Eames: the Architect and the Painter
“Creative Genius” is a moniker that should be bestowed sparingly and reserved for people like Charles and Ray Eames. The husband-and-wife duo who worked with blue-chip clients like IBM, Boeing and Polaroid lead the pantheon of America’s most important and influential designers. Eames: the Architect and the Painter, documents the dazzling array of output from the Eames Office which included their iconic chairs and architecture, but also industrial, graphic and exhibition design, photography, games, toys, and films. Narrated by actor James Franco, the film also elegantly explores the personal dynamics and artistic process of the couple who practically defined what it is to be a designer today.
Charles, an architecture school dropout, and Ray, a painter who had studied with Hans Hofmann, established an office at 901 Washington Boulevard, Venice Beach, which was a creative hub for more than 40 years.

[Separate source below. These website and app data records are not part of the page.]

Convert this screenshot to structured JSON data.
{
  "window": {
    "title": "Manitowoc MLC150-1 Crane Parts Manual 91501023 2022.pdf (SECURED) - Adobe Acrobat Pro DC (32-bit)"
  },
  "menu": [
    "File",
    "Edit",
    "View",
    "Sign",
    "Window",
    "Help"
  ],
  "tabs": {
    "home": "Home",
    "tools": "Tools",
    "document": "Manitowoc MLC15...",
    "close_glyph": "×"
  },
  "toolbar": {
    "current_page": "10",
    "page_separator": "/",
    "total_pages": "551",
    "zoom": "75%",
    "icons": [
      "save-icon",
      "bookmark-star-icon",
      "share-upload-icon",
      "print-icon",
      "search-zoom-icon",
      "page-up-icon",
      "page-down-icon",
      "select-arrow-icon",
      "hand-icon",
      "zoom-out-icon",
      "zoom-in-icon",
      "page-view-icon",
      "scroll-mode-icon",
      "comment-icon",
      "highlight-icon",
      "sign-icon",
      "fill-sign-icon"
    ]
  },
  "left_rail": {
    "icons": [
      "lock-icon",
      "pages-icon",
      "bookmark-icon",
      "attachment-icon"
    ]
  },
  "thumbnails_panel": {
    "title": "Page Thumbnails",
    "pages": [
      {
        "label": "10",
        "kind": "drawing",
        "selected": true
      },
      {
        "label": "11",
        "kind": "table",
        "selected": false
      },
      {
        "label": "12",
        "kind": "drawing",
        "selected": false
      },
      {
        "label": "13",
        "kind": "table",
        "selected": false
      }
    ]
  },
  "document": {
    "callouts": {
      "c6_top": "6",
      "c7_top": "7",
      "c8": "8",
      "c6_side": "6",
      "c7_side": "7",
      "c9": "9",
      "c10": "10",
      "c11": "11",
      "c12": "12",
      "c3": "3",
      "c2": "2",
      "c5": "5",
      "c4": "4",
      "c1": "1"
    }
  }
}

Their office was a Renaissance-style studio, or a ‘circus’ as one interviewee dubbed it: every wall and table was covered with graphics, models, visual trees and photographs. The Eames’ story is told through insightful interviews with devoted soldiers of the Eames Office as well as family and friends. The film also unearths archival material including love letters, drawings, photographs and models presenting mesmerizing first-hand documentation of the happenings in the Eames headquarters and a revealing glimpse into the lives and work of a fascinating couple. When their office closed after 40 years, there were over 350,000 photographs and half a million documents on site.
Through these varied means, the filmmakers expertly capture the philosophy of the workplace which was focused on solving problems, learning by doing, and producing – in Charles’ words – “the best for the most for the least”, a motto that practically defines American consumerism. There was an intense devotion to the Eameses – junior designers describe working around the clock, willingly, embracing a spirit of play prevailing from the top down that allowed for much experimentation in the workplace. The film also touches on the murky issue of credit – although their work was largely publicly credited to Charles, testimony from those who worked in the office reveals Ray’s enormous influence on their designs and Charles’ dependence on her aesthetic, deferring to her particularly on matters of colour. In one television interview from the period, the female host blatantly dismisses the idea of Ray as Charles’ equal partner, assuming instead that she must be the ‘woman behind the man’.
Starting with the Eames’ early attempts to mould plywood to craft their life-changing chair, The Architect and the Painter describes the breadth of their wildly varied production and demonstrates their ability to seamlessly integrate beauty and function to create designs that are still revered and have a ubiquitous reach – as the film notes, there’s hardly an issue of Dwell magazine that doesn’t contain an Eames chair. The documentary is also interspersed with images from the Eames’ visually spectacular and immensely innovative films which are a particular revelation – these visual experiments show objects from everyday life elevated to something almost magical using quirky toy-like models and abstractions. Charles and Ray approached all their projects – from chairs to films – with the same spirit of innovative investigation, living Charles’ idea that “eventually, everything connects”.